Cervical Conization

(Cone Biopsy; Cervical Cone Biopsy)
  • Definition

    Cervical conization is done to remove a cone-shaped piece of tissue from the cervix. The cervix is located at the top of the vagina and is the entryway into the uterus (womb).
  • Reasons for Procedure

    A cervical conization is used to diagnose and to treat cervical cancer or precancerous changes in the cervix. The procedure takes place after a woman has had abnormal Pap smears. Pap smears are screening tests to detect abnormal, pre-cancerous, and cancerous cells in the cervix.
    Cervix With Precancerous Growth
    Nucleus factsheet image
    Copyright © Nucleus Medical Media, Inc.
  • Possible Complications

    Complications are rare, but no procedure is completely free of risk. If you are planning to have a cervical conization, your doctor will review a list of possible complications, which may include:
    • Infection
    • Bleeding
    • Premature delivery with future pregnancies
    • Scarring of the cervix
    Before your procedure, talk to your doctor about ways to manage factors that may increase your risk of complications such as:
    • Smoking
    • Drinking
    • Chronic disease such as diabetes or obesity
  • What to Expect

    Prior to Procedure
    Do not eat or drink anything for 8 hours prior to the procedure.
    Anesthesia
    You will be given some type of anesthesia. These options include:
    • Local anesthetic—The area will be numbed. IV sedation may also be given to help you relax.
    • Regional anesthesia (epidural, spinal)—The lower half of the body will be numb.
    • General anesthesia—You will be asleep.
    Description of the Procedure
    A speculum will be inserted into the vagina, similar to a Pap smear. It will hold your vagina open and allow instruments to pass easier. Your doctor will use a knife, laser, or heated loop to remove a cone-shaped piece of tissue from the cervix. If there are abnormal cells, they will also be removed. Self-absorbable sutures may be placed in the cervix to control bleeding.
    The tissue will be sent to a lab to test for cancer. The test results will be available within a week.
    How Long Will It Take?
    The procedure will take less than an hour.
    How Much Will It Hurt?
    Anesthesia will prevent pain during this procedure. After the procedure, you may have some discomfort. You can take pain relievers to help manage any discomfort.
    Postoperative Care
    At the Care Center
    You will rest in a recovery area until the anesthesia wears off. When you are awake and aware, you will be able to go home.
    During your stay, the hospital staff will take steps to reduce your chance of infection such as:
    • Washing their hands
    • Wearing gloves or masks
    • Keeping your incisions covered
    There are also steps you can take to reduce your chances of infection such as:
    • Washing your hands often and reminding visitors and healthcare providers to do the same
    • Reminding your healthcare providers to wear gloves or masks
    • Not allowing others to touch your incisions
    At Home
    When you return home, do the following to help ensure a smooth recovery:
    • You may have some bleeding or discharge from your vagina for several days postsurgery. A sanitary napkin or pad may be worn. Tampons should not be used for a month or more after the surgery.
    • Sexual intercourse is discouraged for 4-6 weeks.
    • Showers and baths are OK.
    • Be sure to follow your doctor's instructions.
    A postoperative exam takes place at six weeks.
  • Call Your Doctor
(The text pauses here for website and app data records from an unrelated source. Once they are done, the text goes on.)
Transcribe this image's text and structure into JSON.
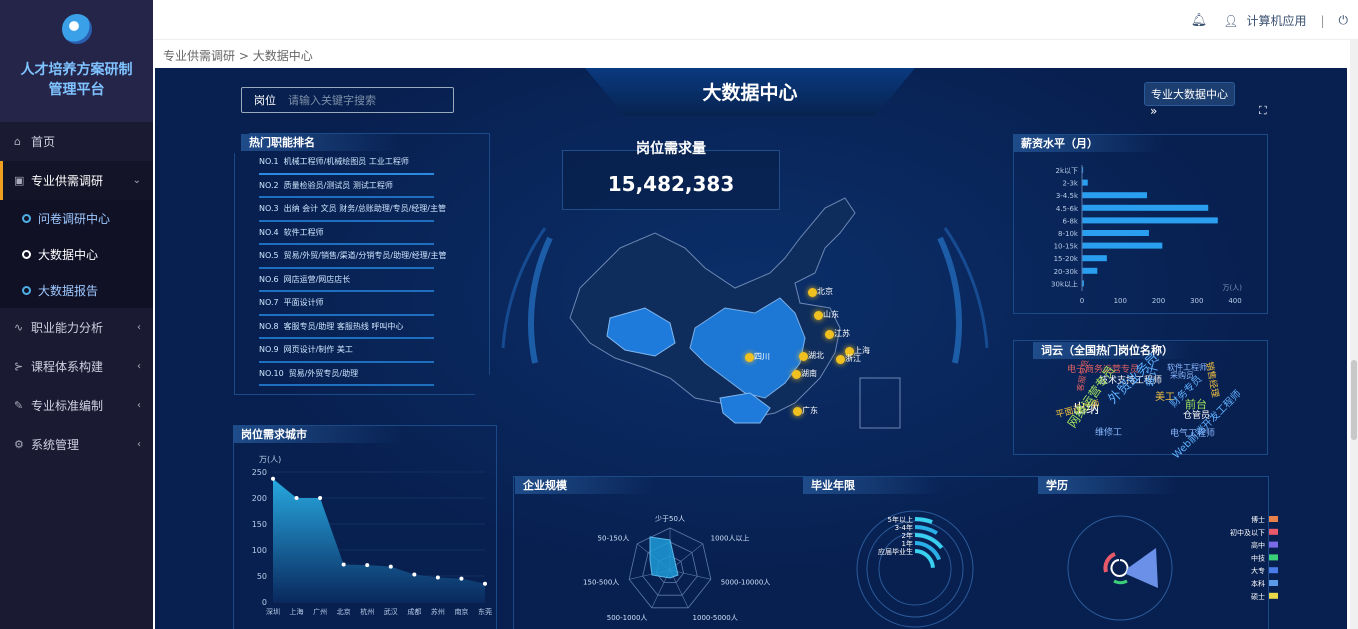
{
  "sidebar": {
    "title": "人才培养方案研制管理平台",
    "title_line1": "人才培养方案研制",
    "title_line2": "管理平台",
    "items": [
      {
        "label": "首页",
        "icon": "home-icon"
      },
      {
        "label": "专业供需调研",
        "icon": "briefcase-icon",
        "open": true
      },
      {
        "label": "职业能力分析",
        "icon": "chart-line-icon"
      },
      {
        "label": "课程体系构建",
        "icon": "tree-icon"
      },
      {
        "label": "专业标准编制",
        "icon": "edit-icon"
      },
      {
        "label": "系统管理",
        "icon": "gear-icon"
      }
    ],
    "subitems": [
      {
        "label": "问卷调研中心",
        "active": false
      },
      {
        "label": "大数据中心",
        "active": true
      },
      {
        "label": "大数据报告",
        "active": false
      }
    ]
  },
  "topbar": {
    "user": "计算机应用",
    "separator": "|"
  },
  "breadcrumb": {
    "parent": "专业供需调研",
    "sep": ">",
    "current": "大数据中心"
  },
  "dashboard": {
    "title": "大数据中心",
    "search_label": "岗位",
    "search_placeholder": "请输入关键字搜索",
    "button": "专业大数据中心",
    "expand_glyph": "»",
    "demand_title": "岗位需求量",
    "demand_value": "15,482,383"
  },
  "ranking": {
    "title": "热门职能排名",
    "items": [
      {
        "no": "NO.1",
        "text": "机械工程师/机械绘图员 工业工程师"
      },
      {
        "no": "NO.2",
        "text": "质量检验员/测试员 测试工程师"
      },
      {
        "no": "NO.3",
        "text": "出纳 会计 文员 财务/总账助理/专员/经理/主管"
      },
      {
        "no": "NO.4",
        "text": "软件工程师"
      },
      {
        "no": "NO.5",
        "text": "贸易/外贸/销售/渠道/分销专员/助理/经理/主管"
      },
      {
        "no": "NO.6",
        "text": "网店运营/网店店长"
      },
      {
        "no": "NO.7",
        "text": "平面设计师"
      },
      {
        "no": "NO.8",
        "text": "客服专员/助理 客服热线 呼叫中心"
      },
      {
        "no": "NO.9",
        "text": "网页设计/制作 美工"
      },
      {
        "no": "NO.10",
        "text": "贸易/外贸专员/助理"
      }
    ]
  },
  "map": {
    "cities": [
      {
        "name": "北京",
        "color": "#f0c020"
      },
      {
        "name": "山东",
        "color": "#f0c020"
      },
      {
        "name": "江苏",
        "color": "#f0c020"
      },
      {
        "name": "上海",
        "color": "#f0c020"
      },
      {
        "name": "浙江",
        "color": "#f0c020"
      },
      {
        "name": "湖北",
        "color": "#f0c020"
      },
      {
        "name": "湖南",
        "color": "#f0c020"
      },
      {
        "name": "四川",
        "color": "#f0c020"
      },
      {
        "name": "广东",
        "color": "#f0c020"
      }
    ]
  },
  "salary": {
    "title": "薪资水平（月）",
    "unit": "万(人)",
    "chart_data": {
      "type": "bar",
      "categories": [
        "2k以下",
        "2-3k",
        "3-4.5k",
        "4.5-6k",
        "6-8k",
        "8-10k",
        "10-15k",
        "15-20k",
        "20-30k",
        "30k以上"
      ],
      "values": [
        3,
        15,
        170,
        330,
        355,
        175,
        210,
        65,
        40,
        5
      ],
      "xlim": [
        0,
        400
      ],
      "xticks": [
        "0",
        "100",
        "200",
        "300",
        "400"
      ]
    }
  },
  "wordcloud": {
    "title": "词云（全国热门岗位名称）",
    "words": [
      {
        "t": "电子商务运营专员",
        "c": "#e06060"
      },
      {
        "t": "软件工程师",
        "c": "#8ab8ff"
      },
      {
        "t": "技术支持工程师",
        "c": "#ffffff"
      },
      {
        "t": "前台",
        "c": "#a0e060"
      },
      {
        "t": "会计",
        "c": "#5fb0ff"
      },
      {
        "t": "外贸业务员",
        "c": "#5fb0ff"
      },
      {
        "t": "美工",
        "c": "#f0c040"
      },
      {
        "t": "财务专员",
        "c": "#5fb0ff"
      },
      {
        "t": "出纳",
        "c": "#ffffff"
      },
      {
        "t": "平面设计师",
        "c": "#f0c040"
      },
      {
        "t": "Web前端开发工程师",
        "c": "#5fb0ff"
      },
      {
        "t": "电气工程师",
        "c": "#8ab8ff"
      },
      {
        "t": "维修工",
        "c": "#8ab8ff"
      },
      {
        "t": "仓管员",
        "c": "#ffffff"
      },
      {
        "t": "客服专员",
        "c": "#e06060"
      },
      {
        "t": "网络运营专员",
        "c": "#a0e060"
      },
      {
        "t": "销售经理",
        "c": "#f0c040"
      },
      {
        "t": "采购员",
        "c": "#8ab8ff"
      }
    ]
  },
  "city": {
    "title": "岗位需求城市",
    "unit": "万(人)",
    "chart_data": {
      "type": "area",
      "categories": [
        "深圳",
        "上海",
        "广州",
        "北京",
        "杭州",
        "武汉",
        "成都",
        "苏州",
        "南京",
        "东莞"
      ],
      "values": [
        237,
        200,
        200,
        72,
        71,
        68,
        53,
        47,
        45,
        35
      ],
      "ylim": [
        0,
        250
      ],
      "yticks": [
        "0",
        "50",
        "100",
        "150",
        "200",
        "250"
      ]
    }
  },
  "enterprise": {
    "title": "企业规模",
    "chart_data": {
      "type": "radar",
      "axes": [
        "少于50人",
        "1000人以上",
        "5000-10000人",
        "1000-5000人",
        "500-1000人",
        "150-500人",
        "50-150人"
      ]
    }
  },
  "years": {
    "title": "毕业年限",
    "chart_data": {
      "type": "bar",
      "categories": [
        "5年以上",
        "3-4年",
        "2年",
        "1年",
        "应届毕业生"
      ]
    }
  },
  "edu": {
    "title": "学历",
    "chart_data": {
      "type": "pie",
      "categories": [
        "博士",
        "初中及以下",
        "高中",
        "中技",
        "大专",
        "本科",
        "硕士"
      ],
      "colors": [
        "#e8804a",
        "#e85a6a",
        "#7a6ae8",
        "#3ad07a",
        "#4a7ae8",
        "#5a9ae8",
        "#e8d84a"
      ]
    }
  }
}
    After arriving home, contact your doctor if any of the following occurs:
    • Signs of infection, including fever, chills, or smelly discharge from vagina
    • Heavy vaginal bleeding (This may not occur until about one week after the operation, when the healing scar is shed from the cervix.)
    • Abdominal or pelvic pain that worsens
    In case of an emergency, call for medical help right away.
  • RESOURCES
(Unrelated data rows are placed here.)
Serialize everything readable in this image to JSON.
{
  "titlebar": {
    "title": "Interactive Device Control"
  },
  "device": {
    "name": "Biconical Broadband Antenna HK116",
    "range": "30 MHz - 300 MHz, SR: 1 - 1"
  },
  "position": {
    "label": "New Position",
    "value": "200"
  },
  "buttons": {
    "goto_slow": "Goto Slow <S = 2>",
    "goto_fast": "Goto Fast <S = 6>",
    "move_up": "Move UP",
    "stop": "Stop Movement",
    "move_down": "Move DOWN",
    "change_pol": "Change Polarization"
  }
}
    National Cancer Institute http://www.cancer.gov

    National Cervical Cancer Coalition http://www.nccc-online.org

    CANADIAN RESOURCES

    The Society of Obstetricians and Gynaecologists of Canada (SOGC) http://www.sogc.org

    Women's Health Matters http://www.womenshealthmatters.ca

    References

    American College of Obstetricians and Gynecologists. Management of abnormal cervical cytology and histology. Practice Bulletin. 2008;99.

    Cervical Cancer: Surgery. American Cancer Society website. Available at: http://www.cancer.org/Cancer/CervicalCancer/DetailedGuide/cervical-cancer-treating-surgery. Updated August 2010. Accessed November 18, 2010.

    Fernandez-Montoli ME, Baldrick E, Mirapeix G, et al. Conservative treatment in gynaecological cancer for fertility preservation. Cochrane Gynaecological Cancer Group. Cochrane Database of Systematic Reviews. 2010;(8).

    Morris M, Mitchell MF, et al. Cervical conization as definitive therapy for early invasive squamous carcinoma of the cervix. Gynecol Oncol. 1993;51(2):193-196.

    Stenchever MA. Comprehensive Gynecology. 4th ed. St. Louis, MO: Mosby; 2001:878-880. 

    6/3/2011 DynaMed's Systematic Literature Surveillance http://www.ebscohost.com/dynamed: Mills E, Eyawo O, Lockhart I, Kelly S, Wu P, Ebbert JO. Smoking cessation reduces postoperative complications: a systematic review and meta-analysis. Am J Med. 2011;124(2):144-154.e8.

    Revision Information

  • Connect with Steward

    Visit Our Twitter Feed Visit Our Facebook Page Email This Page Print This Page
    Subscribe to Believe: Our e-newsletter

    Subscribe to Believe

    Our electronic health news
    Copyright © 2014 Steward Health Care
    Connect Healthcare Panacea CMS Solutions